How to care for your feet with diabetes
Many people with diabetes have problems with circulation and nerve damage in their feet. This affects how well they can feel hot and cold, pain, and other sensations.
People who have problems with feeling and sensation don't get the usual warning signs if something's wrong. They might have a wound that won't heal, or nerve damage might be changing the shape of their feet, without them being aware of it. Without good foot care, sometimes problems can get so bad that a damaged foot needs to be amputated.
Good foot care, including daily foot care at home and foot exams at your clinic, can help keep foot problems from getting out of control.
Checklist for daily foot care
Make these simple steps part of your daily routine. If you aren't able to care for your feet yourself, ask a caregiver or family member for help. Or contact the Resource Line for information about community resources in your area.
Check your feet every day:
- If you can't bend your legs and ankles to see the bottoms of your bare feet, use a mirror. You can place a mirror on the floor and hold each foot over it to look at the bottoms of your feet.
- Look for cuts, blisters, red spots, and swelling.
- If you see anything that worries you, contact a member of your health care team right away.
Keep your feet clean and moisturized:
- Wash your feet every day in room temperature water (less than 110° F.) Test the water with your hand or a thermometer to make sure it's not too hot.
- Dry your feet well after washing. Make sure you dry between your toes. Moisture between your toes can lead to the growth of fungus.
- Moisturize your feet with cream or lotion. Don't use moisturizer between your toes unless you're using a medicated cream to treat a fungus infection, such as athlete's foot.
- If your feet sweat easily, dust them lightly with a mild foot powder after you dry them.
Keep your toenails trimmed:
- Get your nails trimmed regularly. Make sure they’re trimmed to the shape of your toes.
- Use an emery board to shape your toenails and to gently smooth rough edges.
- Never cut into the corners of your toenails.
- Don't rip off hangnails.
Take care of bunions and calluses:
- Gently rub calluses with a pumice stone.
- Don't use commercial preparations to remove corns or calluses from your feet.

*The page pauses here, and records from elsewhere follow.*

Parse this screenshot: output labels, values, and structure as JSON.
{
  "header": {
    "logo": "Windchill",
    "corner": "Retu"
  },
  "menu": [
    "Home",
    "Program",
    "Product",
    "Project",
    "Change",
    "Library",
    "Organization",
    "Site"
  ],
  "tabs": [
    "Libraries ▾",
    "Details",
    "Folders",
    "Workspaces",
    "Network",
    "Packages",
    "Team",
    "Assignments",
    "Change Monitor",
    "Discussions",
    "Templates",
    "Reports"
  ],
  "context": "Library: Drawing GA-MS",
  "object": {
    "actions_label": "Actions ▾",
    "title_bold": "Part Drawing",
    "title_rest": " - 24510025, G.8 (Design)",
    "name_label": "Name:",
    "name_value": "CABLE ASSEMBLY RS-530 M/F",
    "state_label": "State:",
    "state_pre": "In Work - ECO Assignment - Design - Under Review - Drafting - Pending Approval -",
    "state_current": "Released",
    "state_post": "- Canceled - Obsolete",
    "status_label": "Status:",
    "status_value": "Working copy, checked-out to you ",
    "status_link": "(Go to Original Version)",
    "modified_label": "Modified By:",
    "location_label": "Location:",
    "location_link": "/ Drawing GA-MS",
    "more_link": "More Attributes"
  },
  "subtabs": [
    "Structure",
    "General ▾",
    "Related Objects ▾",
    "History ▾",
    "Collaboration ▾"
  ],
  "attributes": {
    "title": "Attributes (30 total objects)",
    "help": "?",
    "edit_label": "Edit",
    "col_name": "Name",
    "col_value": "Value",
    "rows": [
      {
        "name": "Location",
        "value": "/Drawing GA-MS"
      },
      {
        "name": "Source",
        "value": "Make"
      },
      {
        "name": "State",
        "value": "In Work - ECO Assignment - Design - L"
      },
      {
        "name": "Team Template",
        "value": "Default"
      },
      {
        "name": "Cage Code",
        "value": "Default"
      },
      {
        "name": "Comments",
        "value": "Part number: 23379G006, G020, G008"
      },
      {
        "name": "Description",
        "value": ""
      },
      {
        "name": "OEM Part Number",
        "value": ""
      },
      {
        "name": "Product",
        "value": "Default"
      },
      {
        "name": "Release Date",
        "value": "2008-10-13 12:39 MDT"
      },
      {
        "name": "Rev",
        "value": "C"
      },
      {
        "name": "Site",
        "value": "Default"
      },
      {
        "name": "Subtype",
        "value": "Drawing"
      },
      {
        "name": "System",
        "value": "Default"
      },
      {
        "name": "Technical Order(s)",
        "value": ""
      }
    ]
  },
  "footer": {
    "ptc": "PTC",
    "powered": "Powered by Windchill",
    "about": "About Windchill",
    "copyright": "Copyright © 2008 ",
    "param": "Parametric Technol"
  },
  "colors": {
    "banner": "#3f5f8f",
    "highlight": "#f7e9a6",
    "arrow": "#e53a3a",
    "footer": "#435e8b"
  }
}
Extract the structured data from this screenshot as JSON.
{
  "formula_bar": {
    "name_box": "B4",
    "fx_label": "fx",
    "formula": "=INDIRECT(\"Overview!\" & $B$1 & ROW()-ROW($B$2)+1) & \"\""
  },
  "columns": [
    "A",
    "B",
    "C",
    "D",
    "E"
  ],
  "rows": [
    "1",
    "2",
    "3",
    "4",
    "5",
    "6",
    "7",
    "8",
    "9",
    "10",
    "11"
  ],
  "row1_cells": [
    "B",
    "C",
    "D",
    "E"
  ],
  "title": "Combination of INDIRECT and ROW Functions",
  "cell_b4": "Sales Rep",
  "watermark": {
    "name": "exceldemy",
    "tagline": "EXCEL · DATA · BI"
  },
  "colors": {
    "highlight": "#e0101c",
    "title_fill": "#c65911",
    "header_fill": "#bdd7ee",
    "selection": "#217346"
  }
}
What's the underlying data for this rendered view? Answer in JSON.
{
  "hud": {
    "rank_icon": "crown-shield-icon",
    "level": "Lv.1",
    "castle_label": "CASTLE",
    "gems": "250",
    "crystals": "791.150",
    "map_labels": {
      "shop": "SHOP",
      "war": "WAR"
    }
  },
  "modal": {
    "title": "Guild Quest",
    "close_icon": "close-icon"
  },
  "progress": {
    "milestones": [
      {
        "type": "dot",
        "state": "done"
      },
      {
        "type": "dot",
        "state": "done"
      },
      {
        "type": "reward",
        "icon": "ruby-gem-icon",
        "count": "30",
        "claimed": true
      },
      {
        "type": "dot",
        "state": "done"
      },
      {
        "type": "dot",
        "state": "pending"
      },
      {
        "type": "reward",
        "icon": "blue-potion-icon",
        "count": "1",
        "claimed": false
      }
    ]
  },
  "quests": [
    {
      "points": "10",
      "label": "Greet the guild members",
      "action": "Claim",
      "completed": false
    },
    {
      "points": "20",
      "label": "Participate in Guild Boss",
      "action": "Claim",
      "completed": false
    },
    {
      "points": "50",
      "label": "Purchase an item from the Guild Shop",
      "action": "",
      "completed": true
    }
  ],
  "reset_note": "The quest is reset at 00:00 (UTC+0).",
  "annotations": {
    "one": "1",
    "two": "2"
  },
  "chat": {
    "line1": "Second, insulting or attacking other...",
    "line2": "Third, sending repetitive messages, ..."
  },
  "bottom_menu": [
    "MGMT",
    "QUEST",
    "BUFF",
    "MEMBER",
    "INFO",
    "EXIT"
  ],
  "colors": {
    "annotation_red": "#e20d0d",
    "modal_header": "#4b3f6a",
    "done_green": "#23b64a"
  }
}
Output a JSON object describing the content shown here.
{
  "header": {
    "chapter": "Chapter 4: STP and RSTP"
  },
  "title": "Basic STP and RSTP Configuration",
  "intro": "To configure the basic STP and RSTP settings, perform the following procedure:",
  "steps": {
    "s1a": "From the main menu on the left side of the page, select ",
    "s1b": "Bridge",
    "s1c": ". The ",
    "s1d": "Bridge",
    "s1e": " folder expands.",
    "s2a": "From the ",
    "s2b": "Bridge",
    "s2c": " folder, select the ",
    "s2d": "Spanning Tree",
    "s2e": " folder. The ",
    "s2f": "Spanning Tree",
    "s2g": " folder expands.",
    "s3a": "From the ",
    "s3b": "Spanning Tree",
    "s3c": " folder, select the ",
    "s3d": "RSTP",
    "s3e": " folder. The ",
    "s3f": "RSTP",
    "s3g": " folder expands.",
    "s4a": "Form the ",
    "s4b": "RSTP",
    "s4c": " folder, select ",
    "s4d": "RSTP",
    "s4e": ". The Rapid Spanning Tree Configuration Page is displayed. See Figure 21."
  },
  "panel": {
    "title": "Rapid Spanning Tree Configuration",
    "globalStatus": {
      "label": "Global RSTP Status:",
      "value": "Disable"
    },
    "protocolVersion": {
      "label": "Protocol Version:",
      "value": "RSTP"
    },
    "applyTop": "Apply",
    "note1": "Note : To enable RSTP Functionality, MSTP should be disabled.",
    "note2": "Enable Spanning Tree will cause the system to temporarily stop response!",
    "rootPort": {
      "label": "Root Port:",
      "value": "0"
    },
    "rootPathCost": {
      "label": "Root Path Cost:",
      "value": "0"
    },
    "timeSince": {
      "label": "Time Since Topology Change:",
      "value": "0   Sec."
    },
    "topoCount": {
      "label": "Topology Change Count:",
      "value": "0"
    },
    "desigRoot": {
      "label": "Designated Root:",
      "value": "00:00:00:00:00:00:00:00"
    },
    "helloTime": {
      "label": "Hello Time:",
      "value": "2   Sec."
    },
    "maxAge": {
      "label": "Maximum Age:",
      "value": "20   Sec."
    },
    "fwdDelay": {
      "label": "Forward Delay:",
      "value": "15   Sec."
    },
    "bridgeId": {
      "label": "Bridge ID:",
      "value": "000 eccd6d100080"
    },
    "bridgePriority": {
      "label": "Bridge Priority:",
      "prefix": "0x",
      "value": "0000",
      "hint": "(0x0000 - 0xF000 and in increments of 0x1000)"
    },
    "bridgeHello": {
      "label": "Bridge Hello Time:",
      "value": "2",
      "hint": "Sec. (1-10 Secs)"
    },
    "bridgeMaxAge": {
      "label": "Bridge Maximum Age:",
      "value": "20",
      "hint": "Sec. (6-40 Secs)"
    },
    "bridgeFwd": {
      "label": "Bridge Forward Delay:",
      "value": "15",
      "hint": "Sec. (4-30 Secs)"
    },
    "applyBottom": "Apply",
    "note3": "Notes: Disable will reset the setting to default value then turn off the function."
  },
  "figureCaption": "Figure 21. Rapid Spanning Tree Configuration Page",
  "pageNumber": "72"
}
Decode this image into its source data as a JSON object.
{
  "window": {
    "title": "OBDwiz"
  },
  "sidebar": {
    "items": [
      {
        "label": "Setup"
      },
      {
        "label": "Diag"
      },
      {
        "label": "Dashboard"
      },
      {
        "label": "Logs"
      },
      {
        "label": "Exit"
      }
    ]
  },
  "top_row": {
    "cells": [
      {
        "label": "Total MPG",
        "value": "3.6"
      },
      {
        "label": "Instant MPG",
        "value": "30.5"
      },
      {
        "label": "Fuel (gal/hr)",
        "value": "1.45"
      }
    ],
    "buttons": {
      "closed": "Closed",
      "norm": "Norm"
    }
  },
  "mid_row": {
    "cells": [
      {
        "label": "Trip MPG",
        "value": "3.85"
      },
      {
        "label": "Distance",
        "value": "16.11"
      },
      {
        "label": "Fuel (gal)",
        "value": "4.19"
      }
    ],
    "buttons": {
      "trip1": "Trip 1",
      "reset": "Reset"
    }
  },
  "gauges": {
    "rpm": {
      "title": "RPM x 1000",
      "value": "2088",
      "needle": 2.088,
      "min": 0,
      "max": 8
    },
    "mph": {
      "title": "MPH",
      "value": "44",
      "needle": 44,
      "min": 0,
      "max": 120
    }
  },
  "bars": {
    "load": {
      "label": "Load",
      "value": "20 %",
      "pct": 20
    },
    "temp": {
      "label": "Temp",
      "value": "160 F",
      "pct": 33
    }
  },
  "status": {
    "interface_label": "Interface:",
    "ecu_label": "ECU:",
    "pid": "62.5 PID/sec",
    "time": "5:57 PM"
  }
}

- Apply cream or lotion to bunions and calluses, without getting any between your toes.
Socks and shoes
These tips will help prevent injuries to your feet:
- Wear soft, comfortable socks. Choose socks that don't hold moisture.
- Change into clean, dry socks or stockings every day.
- Avoid stockings and socks that are too big or small or have seams that can irritate your skin.
- Wear shoes with a wide toe box and good arch and heel support.
- Shoes should fit snugly, but not rub or pinch. Your feet shouldn't slide in the shoes when you walk.
- Check your shoes before putting them on. Make sure there are no cracks, pebbles, or anything else that could hurt or irritate your feet.
- Never walk around barefoot or in your stocking feet, not even when you're at home.
Help keep good circulation in your feet:
- Don't use tobacco.
- Stay physically active.
Seeing your doctor
Your doctor or another member of your health care team will look at your feet during your diabetes checkups. He or she will look for cracked and peeling skin, signs of swelling, blisters, calluses, ulcers, signs of infection, and bone and joint problems. He or she will also check the pulses in your feet and use a small tool to check your feet and lower legs for any loss of feeling or sensation.
Call your doctor between visits if you:
- Notice red spots, blisters, swelling, or breaks in your skin.
- Have any other concerns about your feet.
Clinical review by Wendy Robinson, RN